All lines of the data shown below should be output exactly as they stand.

##### ENTRIES SUPPLIED #####

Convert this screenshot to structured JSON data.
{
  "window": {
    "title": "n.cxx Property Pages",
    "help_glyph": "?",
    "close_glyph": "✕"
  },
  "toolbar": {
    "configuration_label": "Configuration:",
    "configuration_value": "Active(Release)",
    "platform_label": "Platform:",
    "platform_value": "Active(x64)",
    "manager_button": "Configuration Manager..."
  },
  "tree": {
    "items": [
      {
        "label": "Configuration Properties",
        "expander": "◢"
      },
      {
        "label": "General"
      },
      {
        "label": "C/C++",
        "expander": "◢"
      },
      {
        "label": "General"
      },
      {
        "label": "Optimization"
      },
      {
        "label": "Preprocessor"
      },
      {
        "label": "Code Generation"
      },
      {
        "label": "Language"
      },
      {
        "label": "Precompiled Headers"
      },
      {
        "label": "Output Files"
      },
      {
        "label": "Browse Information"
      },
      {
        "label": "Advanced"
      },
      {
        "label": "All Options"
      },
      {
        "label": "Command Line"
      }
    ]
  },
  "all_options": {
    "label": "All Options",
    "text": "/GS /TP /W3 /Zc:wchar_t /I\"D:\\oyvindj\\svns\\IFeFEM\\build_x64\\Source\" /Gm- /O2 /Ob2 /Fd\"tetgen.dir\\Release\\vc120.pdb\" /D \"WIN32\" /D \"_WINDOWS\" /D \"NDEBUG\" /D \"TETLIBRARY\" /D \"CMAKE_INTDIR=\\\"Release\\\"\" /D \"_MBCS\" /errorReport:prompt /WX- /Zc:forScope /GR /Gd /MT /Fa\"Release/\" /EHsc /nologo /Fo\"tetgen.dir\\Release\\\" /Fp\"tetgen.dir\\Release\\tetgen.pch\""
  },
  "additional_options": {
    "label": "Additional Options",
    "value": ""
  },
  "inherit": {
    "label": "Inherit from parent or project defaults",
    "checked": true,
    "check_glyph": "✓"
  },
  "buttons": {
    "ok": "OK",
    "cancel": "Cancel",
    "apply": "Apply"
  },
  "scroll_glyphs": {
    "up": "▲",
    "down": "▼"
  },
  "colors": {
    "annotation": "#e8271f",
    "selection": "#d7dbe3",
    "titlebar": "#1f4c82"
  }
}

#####

TASK SOLUTION>
Convert this screenshot to structured JSON data.
{
  "window": {
    "title": "n.cxx Property Pages",
    "help_glyph": "?",
    "close_glyph": "✕"
  },
  "toolbar": {
    "configuration_label": "Configuration:",
    "configuration_value": "Active(Release)",
    "platform_label": "Platform:",
    "platform_value": "Active(x64)",
    "manager_button": "Configuration Manager..."
  },
  "tree": {
    "items": [
      {
        "label": "Configuration Properties",
        "expander": "◢"
      },
      {
        "label": "General"
      },
      {
        "label": "C/C++",
        "expander": "◢"
      },
      {
        "label": "General"
      },
      {
        "label": "Optimization"
      },
      {
        "label": "Preprocessor"
      },
      {
        "label": "Code Generation"
      },
      {
        "label": "Language"
      },
      {
        "label": "Precompiled Headers"
      },
      {
        "label": "Output Files"
      },
      {
        "label": "Browse Information"
      },
      {
        "label": "Advanced"
      },
      {
        "label": "All Options"
      },
      {
        "label": "Command Line"
      }
    ]
  },
  "all_options": {
    "label": "All Options",
    "text": "/GS /TP /W3 /Zc:wchar_t /I\"D:\\oyvindj\\svns\\IFeFEM\\build_x64\\Source\" /Gm- /O2 /Ob2 /Fd\"tetgen.dir\\Release\\vc120.pdb\" /D \"WIN32\" /D \"_WINDOWS\" /D \"NDEBUG\" /D \"TETLIBRARY\" /D \"CMAKE_INTDIR=\\\"Release\\\"\" /D \"_MBCS\" /errorReport:prompt /WX- /Zc:forScope /GR /Gd /MT /Fa\"Release/\" /EHsc /nologo /Fo\"tetgen.dir\\Release\\\" /Fp\"tetgen.dir\\Release\\tetgen.pch\""
  },
  "additional_options": {
    "label": "Additional Options",
    "value": ""
  },
  "inherit": {
    "label": "Inherit from parent or project defaults",
    "checked": true,
    "check_glyph": "✓"
  },
  "buttons": {
    "ok": "OK",
    "cancel": "Cancel",
    "apply": "Apply"
  },
  "scroll_glyphs": {
    "up": "▲",
    "down": "▼"
  },
  "colors": {
    "annotation": "#e8271f",
    "selection": "#d7dbe3",
    "titlebar": "#1f4c82"
  }
}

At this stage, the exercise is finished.